He was reportedly the commander of the Kibuye Hutu militia. He is accused of having order the murder of Tutsis, in particular in the Kibuye hospital. He allegedly used his position as head of the hospital to allow the local Hutu militia to kill the Tutsis who were staying in the hospital.

In 1994, he fled to Zaire (actual Democratic Republic of Congo). Then, he settled in Benin until 2006. The same year, he arrived in France to settle with his wife. He was naturalized as a French citizen.

He worked as a doctor in several hospitals in France (Rouen, Vire) until 2018, when he was suspended.

legal procedure

In 2009, Charles Twagira was sentenced in absentia to life sentence by a tribunal in Kibuye.

On 30 November 2009, the “Collectif des Parties Civiles pour le Rwanda” (CPCR) lodged a compaint against Charles Twagira. He is accused of genocide, complicity of genocide and crime against humanity.

Charles Twagira was arrested and indicted on 20 March 2014. On 22 May 2015, he was released under judicial supervision.

The investigation should soon by completed and, a decision on whether to prosecute him or not should follow.


Rwanda has been historically inhabited by three distinct social groups, known as Hutu, Tutsi and Twa. Between April and July 1994 the country was torn apart by a bloody genocide, during which extremist Hutu people targeted Tutsis and moderate Hutus. The United Nations Assistance Mission for Rwanda (UNAMIR) was powerless against those committing the genocide, as the peacekeeping troops were outnumbered.


In hopes of facilitating the process of national reconciliation and to promote peace in the country, on 8 November 1994 the United Nations Security Council adopted Resolution 955, establishing the International Criminal Tribunal for Rwanda (ICTR), located in Arusha, Tanzania.

The Tribunal’s function is to prosecute perpetrators of crimes of genocide, crimes against humanity and war crimes committed between 1 January and 31 December 1994 in Rwanda. Since its inception, 92 persons have been indicted in front of the ICTR. Some proceedings are however still ongoing.

The ICTR is primed to close down in 2015.

Regarding what will happen to the functions and activities that will outlive the ICTR, the UN Security Council established the International Residual Mechanism for Criminal Tribunals (or “the Mechanism”), in Resolution 1966 (2010), to take over the remaining functions of both the ICTR and the International Criminal Tribunal for the former Yugoslavia (ICTY). The Mechanism, which has been functioning since 1 July 2012, has already taken over some of the ongoing functions of the ICTR, including the enforcement of sentences of those convicted and sentenced by the Tribunal, the tracking, arrest and prosecution of fugitives earmarked for trial at the Mechanism, and the care and protection of witnesses.


In 1998, discussions began under the direction of the President of the Republic of Rwanda about the possible use of traditional courts to support the ordinary Rwandan judicial system and the ICTR. A commission was created to study this possibility, and its report provided the basis of the Organic Law of 26 January 2001, which created the Gacaca Courts.

These courts were in charge of trying the low and middle-level perpetrators of the genocide, apart from the “planners” who should have been tried before national courts.
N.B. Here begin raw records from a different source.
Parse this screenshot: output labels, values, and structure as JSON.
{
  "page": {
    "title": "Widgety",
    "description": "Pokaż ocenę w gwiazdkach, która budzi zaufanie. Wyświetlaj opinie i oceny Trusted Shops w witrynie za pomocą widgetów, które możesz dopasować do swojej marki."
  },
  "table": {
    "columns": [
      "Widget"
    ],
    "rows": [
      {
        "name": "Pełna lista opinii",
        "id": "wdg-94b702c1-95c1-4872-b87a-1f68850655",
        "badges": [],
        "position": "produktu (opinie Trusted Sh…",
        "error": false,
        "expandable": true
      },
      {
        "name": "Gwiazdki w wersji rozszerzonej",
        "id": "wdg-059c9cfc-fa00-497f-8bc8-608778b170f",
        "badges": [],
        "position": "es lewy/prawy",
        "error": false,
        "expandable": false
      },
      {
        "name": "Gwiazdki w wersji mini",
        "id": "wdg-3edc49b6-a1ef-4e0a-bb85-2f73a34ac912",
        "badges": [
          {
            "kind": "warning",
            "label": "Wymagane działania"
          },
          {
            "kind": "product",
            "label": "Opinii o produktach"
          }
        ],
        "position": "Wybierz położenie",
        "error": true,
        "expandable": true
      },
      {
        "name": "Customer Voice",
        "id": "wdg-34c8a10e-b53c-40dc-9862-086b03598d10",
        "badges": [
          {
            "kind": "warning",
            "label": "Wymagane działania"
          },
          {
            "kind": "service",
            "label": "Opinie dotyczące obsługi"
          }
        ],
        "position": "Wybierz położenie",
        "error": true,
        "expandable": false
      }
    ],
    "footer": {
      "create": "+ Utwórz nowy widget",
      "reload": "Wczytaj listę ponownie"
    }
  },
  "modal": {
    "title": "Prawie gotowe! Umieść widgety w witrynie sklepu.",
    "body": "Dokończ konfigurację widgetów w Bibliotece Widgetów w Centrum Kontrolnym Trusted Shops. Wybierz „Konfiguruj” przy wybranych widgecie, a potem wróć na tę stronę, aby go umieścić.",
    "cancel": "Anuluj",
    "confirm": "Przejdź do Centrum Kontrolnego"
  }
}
The Gacaca courts were composed of elected popular assemblies, made up of non-professional judges. The composition and functioning of such courts raised several concerns about the respect of fair trial guarantees.
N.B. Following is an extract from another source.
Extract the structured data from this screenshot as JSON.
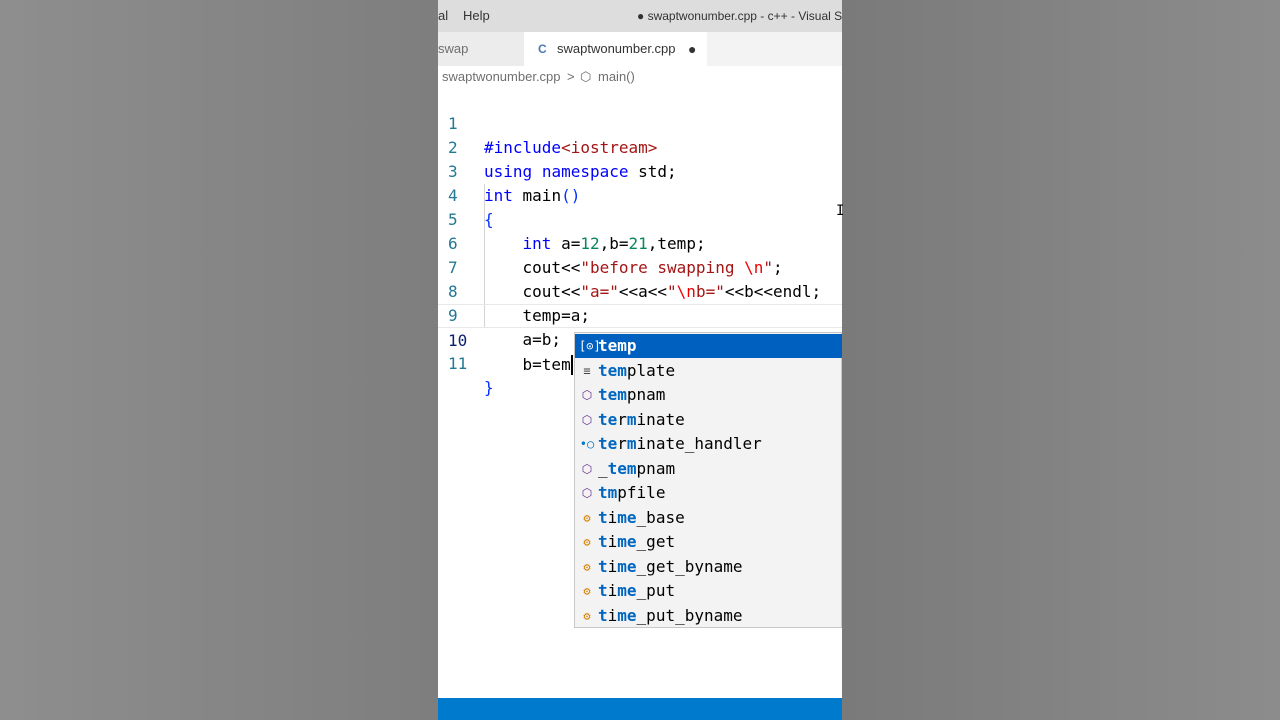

According to Rwandan authorities, during their functioning, the Gacaca courts tried almost two million people. On 18 June 2012 Rwandan President Paul Kagame announced the official end of Gacaca courts’ activity.